It looks like every time Google decides to let a few more people into Google+, they open the floodgates and then immediately regret their decision. The latest round of open invitations came and went last night, leaving people late to the party out in the cold.
At about 10 p.m. yesterday evening, Google+ engineering director Dave Besbris posted an announcement to his Google+ account. He said that they would be opening up invites again for an undisclosed amount of time.
He warned that they will continue to throttle invites, so not everyone that gets an invitation will be let into the field trial –
Things are going well with the systems right now so we feel comfortable enough to open up invites for a brief period. Our goal is to double the user base in the field trial. (Sorry, we’re not giving details about how many folks are in the field trial yet).
So, in a few minutes, we’ll open up invites again.
We continue to throttle invites, so please don’t mass invite folks as it won’t work. If you invite a handful of your most important friends and family you’re much more likely to get these folks into our system.
Thanks again for providing so much wonderful feedback!
I did not see this post, but nevertheless I was granted access to Google+ during this time period. I was allowed in directly through the plus.google.com site. When I was done completing my profile and was taken to the home page, there appeared an icon on the bottom right of the screen that allowed me to invite some friends to Google+. Adria Richards at ButYoureAGirl has a screencap of this –
She reports that of the 25 invitations she sent out, 6 reported that they had been let into the social network. I had a similar success rate – about 6 invitations and 1 success.
This invitation icon is now gone, and has been since the wee hours of the morning. Some report that the “brief” window lasted only about an hour.
Why is Google turning the switch on and off so much?
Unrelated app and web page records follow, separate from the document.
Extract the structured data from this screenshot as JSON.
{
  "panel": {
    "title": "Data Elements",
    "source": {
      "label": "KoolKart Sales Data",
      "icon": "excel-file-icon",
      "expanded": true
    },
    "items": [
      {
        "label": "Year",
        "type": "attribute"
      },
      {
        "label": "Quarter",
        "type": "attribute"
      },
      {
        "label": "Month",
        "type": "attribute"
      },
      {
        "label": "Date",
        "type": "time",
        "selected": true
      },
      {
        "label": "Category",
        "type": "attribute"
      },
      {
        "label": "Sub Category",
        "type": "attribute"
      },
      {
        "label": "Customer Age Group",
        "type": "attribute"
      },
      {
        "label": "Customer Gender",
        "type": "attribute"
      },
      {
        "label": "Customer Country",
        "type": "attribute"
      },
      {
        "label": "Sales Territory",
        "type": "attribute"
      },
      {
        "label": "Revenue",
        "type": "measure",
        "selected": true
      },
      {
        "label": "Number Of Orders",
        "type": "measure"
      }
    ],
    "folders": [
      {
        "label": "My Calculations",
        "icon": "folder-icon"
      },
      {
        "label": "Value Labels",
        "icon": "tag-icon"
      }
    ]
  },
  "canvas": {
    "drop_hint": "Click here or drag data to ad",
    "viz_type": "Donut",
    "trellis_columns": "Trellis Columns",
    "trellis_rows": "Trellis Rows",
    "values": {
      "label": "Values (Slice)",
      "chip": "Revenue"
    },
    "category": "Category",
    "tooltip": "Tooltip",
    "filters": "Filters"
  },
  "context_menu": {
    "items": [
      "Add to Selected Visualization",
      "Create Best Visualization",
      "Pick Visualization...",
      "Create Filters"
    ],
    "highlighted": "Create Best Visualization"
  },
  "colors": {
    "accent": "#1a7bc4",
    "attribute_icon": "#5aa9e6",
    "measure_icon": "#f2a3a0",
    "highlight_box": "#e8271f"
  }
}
In Dave Besbris’ post, he gives this explanation –
As I bet you’ve noticed, we are facing pretty incredible demand for Google+ invites.
As Engineering Director of Google+, I wanted to take a moment to explain why we’re growing the system slowly. First, we want to make sure our infrastructure scales so the service remains fast and reliable. Second, we want to ensure that bugs are fixed while there are still a relatively few people in the field trial.
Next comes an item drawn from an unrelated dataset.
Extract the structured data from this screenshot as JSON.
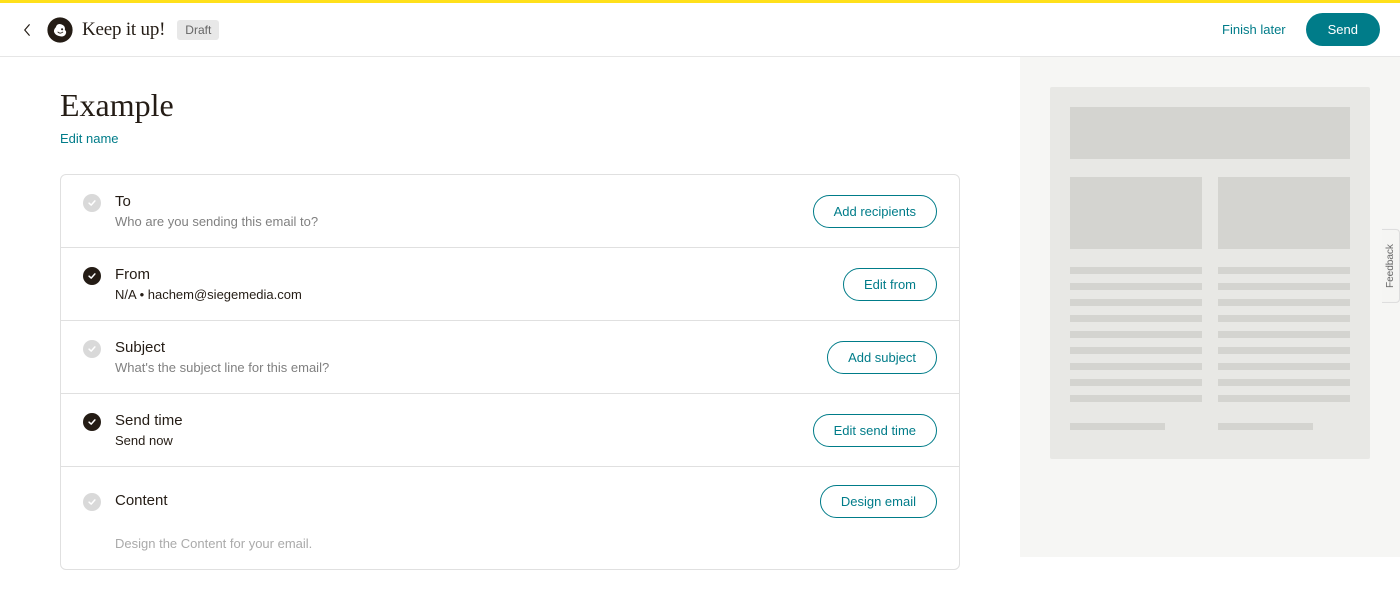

It seems to be running fine to me. And Google has succeeded in creating massive buzz for their new product. They might not want to take it too far and truly annoy people to the point of disinterest.
Could that happen? Does Google need to start letting more people in? Or are they right to limit the field trial and wait until it is perfect to invite the masses? Let us know what you think.